Military veterans who fought alongside him joined family and community mourners at the traditional funeral service in Fresno, California, where he died last month.
Shortly after the initial two-hour funeral ceremony, however, a confidant of Vang Pao said US authorities had told him they were refusing a burial at Arlington, where top US military brass are laid to rest.
Hmong war veterans form an honor guard
“They called a little while ago… and they told me the committee turned the general down,” said Charlie Waters, an American military veteran and confidant of Vang Pao told AFP, adding: “So we’re appealing to the White House.”
“They gave me this lame excuse that it would take it the place away from an American serviceman. That’s crap,” he said adding that he would offer to surrender his own place at Arlington.
Vang Pao led the Central Intelligence Agency (CIA)-backed force that assisted the United States in Vietnam, during its ill-fated war with communist forces in the north of southeast Asian nation.
He died of pneumonia on January 6 in the central California city of Fresno, one of the major hubs of the United States’ 250,000-strong Hmong community, some 30-40,000 of whom live in the western US state.
Draped in the Stars and Stripes flag, Vang Pao’s coffin was borne into Fresno’s convention center where tens of thousands of Hmong from the United States and abroad were expected to gather over the weekend.
Members of the Hmong community
Rows of black-clad mourners joined ranks of soldiers in uniforms and khakis, as well as bagpipers in kilts who had accompanied the casket into the hall, to the strains of Dvorak’s “New World” Symphony.
“Today our Laotian nation has lost… one of its outstanding sons,” said Khamphay Abbay, a former Royal Lao official and Laotian currently living in Australia, who was an advisor to Vang Pao during the war.
California US congressman Jim Costa has led a group of lawmakers in Washington lobbying for Vang Pao to be buried at Arlington, outside Washington DC.
William Dietzel, another US friend of the Hmong general, also paid tribute to Vang Pao’s support for the United States in one of its darkest hours.
“General Vang Pao will forever be remembered for his extraordinary service in the defense of freedom,” he told the ceremony.
Waters, who spoke during the two-hour ceremony, lashed the Arlington decision.
“How many times can these bureaucrats hurt these people?” he said, adding: “The timing sucks .. How dare they? These people are hurting.

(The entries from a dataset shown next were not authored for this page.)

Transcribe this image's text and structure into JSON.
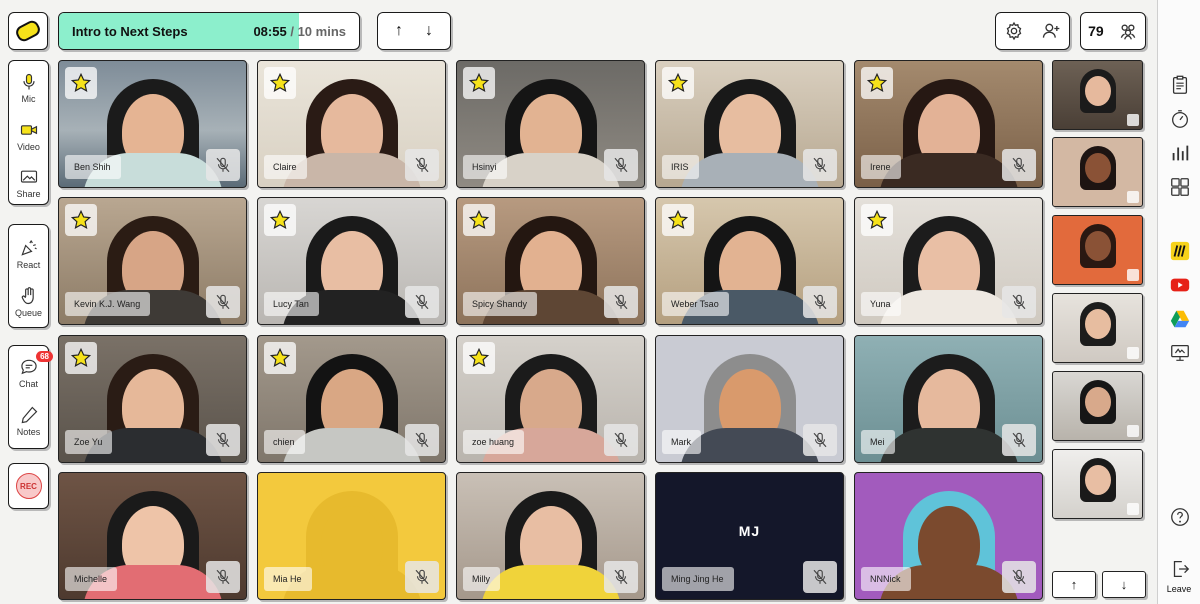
{
  "header": {
    "agenda_title": "Intro to Next Steps",
    "timer_elapsed": "08:55",
    "timer_separator": "/",
    "timer_total": "10 mins",
    "progress": 0.89,
    "participant_count": "79"
  },
  "sidebar_left": {
    "mic_label": "Mic",
    "video_label": "Video",
    "share_label": "Share",
    "react_label": "React",
    "queue_label": "Queue",
    "chat_label": "Chat",
    "chat_badge": "68",
    "notes_label": "Notes",
    "rec_label": "REC"
  },
  "participants": [
    {
      "name": "Ben Shih",
      "starred": true
    },
    {
      "name": "Claire",
      "starred": true
    },
    {
      "name": "Hsinyi",
      "starred": true
    },
    {
      "name": "IRIS",
      "starred": true
    },
    {
      "name": "Irene",
      "starred": true
    },
    {
      "name": "Kevin K.J. Wang",
      "starred": true
    },
    {
      "name": "Lucy Tan",
      "starred": true
    },
    {
      "name": "Spicy Shandy",
      "starred": true
    },
    {
      "name": "Weber Tsao",
      "starred": true
    },
    {
      "name": "Yuna",
      "starred": true
    },
    {
      "name": "Zoe Yu",
      "starred": true
    },
    {
      "name": "chien",
      "starred": true
    },
    {
      "name": "zoe huang",
      "starred": true
    },
    {
      "name": "Mark",
      "starred": false
    },
    {
      "name": "Mei",
      "starred": false
    },
    {
      "name": "Michelle",
      "starred": false
    },
    {
      "name": "Mia He",
      "starred": false
    },
    {
      "name": "Milly",
      "starred": false
    },
    {
      "name": "Ming Jing He",
      "starred": false,
      "initials": "MJ"
    },
    {
      "name": "NNNick",
      "starred": false
    }
  ],
  "sidebar_right": {
    "leave_label": "Leave"
  },
  "colors": {
    "progress": "#8cefcc",
    "logo": "#f6e21a",
    "star": "#f6e21a",
    "rec": "#f8c9c9"
  }
}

These jerks, they could have told us a long time ago.”
There was no immediate word from the Pentagon in Washington.
The central California city of Fresno is one of the major hubs of the United States’ 250,000-strong Hmong community, some 30-40,000 of whom live in the western US state.
Vang Pao, a fierce opponent of the communist government in Vientiane, was also a controversial figure.
In 2007, he was arrested in California on charges of plotting to overthrow a foreign government after an undercover agent tried to sell him weapons at a Thai restaurant.
Prosecutors dropped their charges in 2009. On Monday, a judge ended the case for the remaining 11 Hmong Americans accused in the case amid persistent questions over the government’s evidence.
Copyright © 2011 AFP. All rights reserved. More »